■ Task brief: The entries shown below should be output exactly as they appear.

■ Data records:
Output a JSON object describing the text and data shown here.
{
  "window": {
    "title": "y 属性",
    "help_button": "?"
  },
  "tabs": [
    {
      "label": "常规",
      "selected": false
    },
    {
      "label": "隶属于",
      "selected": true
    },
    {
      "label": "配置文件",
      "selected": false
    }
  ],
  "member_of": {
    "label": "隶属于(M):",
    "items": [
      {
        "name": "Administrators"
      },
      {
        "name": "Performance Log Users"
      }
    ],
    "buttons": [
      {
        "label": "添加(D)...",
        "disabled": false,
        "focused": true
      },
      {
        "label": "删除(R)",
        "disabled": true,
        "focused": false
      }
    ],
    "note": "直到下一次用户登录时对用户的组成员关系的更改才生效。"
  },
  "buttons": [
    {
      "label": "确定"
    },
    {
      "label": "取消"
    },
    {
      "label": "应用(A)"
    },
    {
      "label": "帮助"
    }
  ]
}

■ Response for this exercise:
Output a JSON object describing the text and data shown here.
{
  "window": {
    "title": "y 属性",
    "help_button": "?"
  },
  "tabs": [
    {
      "label": "常规",
      "selected": false
    },
    {
      "label": "隶属于",
      "selected": true
    },
    {
      "label": "配置文件",
      "selected": false
    }
  ],
  "member_of": {
    "label": "隶属于(M):",
    "items": [
      {
        "name": "Administrators"
      },
      {
        "name": "Performance Log Users"
      }
    ],
    "buttons": [
      {
        "label": "添加(D)...",
        "disabled": false,
        "focused": true
      },
      {
        "label": "删除(R)",
        "disabled": true,
        "focused": false
      }
    ],
    "note": "直到下一次用户登录时对用户的组成员关系的更改才生效。"
  },
  "buttons": [
    {
      "label": "确定"
    },
    {
      "label": "取消"
    },
    {
      "label": "应用(A)"
    },
    {
      "label": "帮助"
    }
  ]
}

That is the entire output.